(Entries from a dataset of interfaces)
◆ ◆ ◆

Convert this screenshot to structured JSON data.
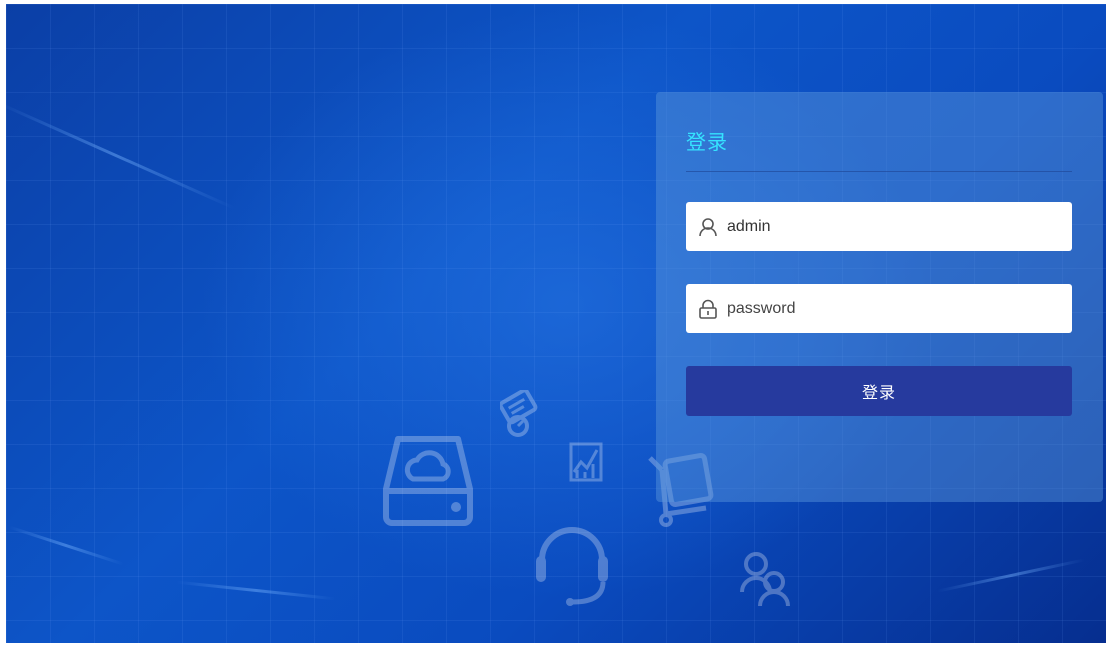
{
  "login": {
    "title": "登录",
    "username": {
      "value": "admin",
      "icon": "user-icon"
    },
    "password": {
      "placeholder": "password",
      "icon": "lock-icon"
    },
    "submit_label": "登录"
  },
  "background": {
    "decor_icons": [
      "cloud-drive-icon",
      "meter-icon",
      "chart-icon",
      "cart-icon",
      "headset-icon",
      "users-icon"
    ]
  },
  "colors": {
    "title": "#35e3ff",
    "button": "#263a9e",
    "background": "#0d55c8"
  }
}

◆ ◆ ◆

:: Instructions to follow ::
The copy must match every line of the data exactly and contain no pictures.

:: Written solution ::
Convert this screenshot to structured JSON data.
{
  "login": {
    "title": "登录",
    "username": {
      "value": "admin",
      "icon": "user-icon"
    },
    "password": {
      "placeholder": "password",
      "icon": "lock-icon"
    },
    "submit_label": "登录"
  },
  "background": {
    "decor_icons": [
      "cloud-drive-icon",
      "meter-icon",
      "chart-icon",
      "cart-icon",
      "headset-icon",
      "users-icon"
    ]
  },
  "colors": {
    "title": "#35e3ff",
    "button": "#263a9e",
    "background": "#0d55c8"
  }
}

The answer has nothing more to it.